▶ [Your goal]: Restate each entry word for word. Keep every detail intact.

**** Material provided ****

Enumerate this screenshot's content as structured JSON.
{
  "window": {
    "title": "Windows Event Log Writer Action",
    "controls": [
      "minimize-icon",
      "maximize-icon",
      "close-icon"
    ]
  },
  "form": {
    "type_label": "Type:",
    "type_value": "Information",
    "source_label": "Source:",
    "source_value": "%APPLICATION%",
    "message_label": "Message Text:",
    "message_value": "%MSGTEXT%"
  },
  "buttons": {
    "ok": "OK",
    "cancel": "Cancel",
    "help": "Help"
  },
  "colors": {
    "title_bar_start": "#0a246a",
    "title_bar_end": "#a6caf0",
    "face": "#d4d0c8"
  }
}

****

▶ [Answer for the task]:
Enumerate this screenshot's content as structured JSON.
{
  "window": {
    "title": "Windows Event Log Writer Action",
    "controls": [
      "minimize-icon",
      "maximize-icon",
      "close-icon"
    ]
  },
  "form": {
    "type_label": "Type:",
    "type_value": "Information",
    "source_label": "Source:",
    "source_value": "%APPLICATION%",
    "message_label": "Message Text:",
    "message_value": "%MSGTEXT%"
  },
  "buttons": {
    "ok": "OK",
    "cancel": "Cancel",
    "help": "Help"
  },
  "colors": {
    "title_bar_start": "#0a246a",
    "title_bar_end": "#a6caf0",
    "face": "#d4d0c8"
  }
}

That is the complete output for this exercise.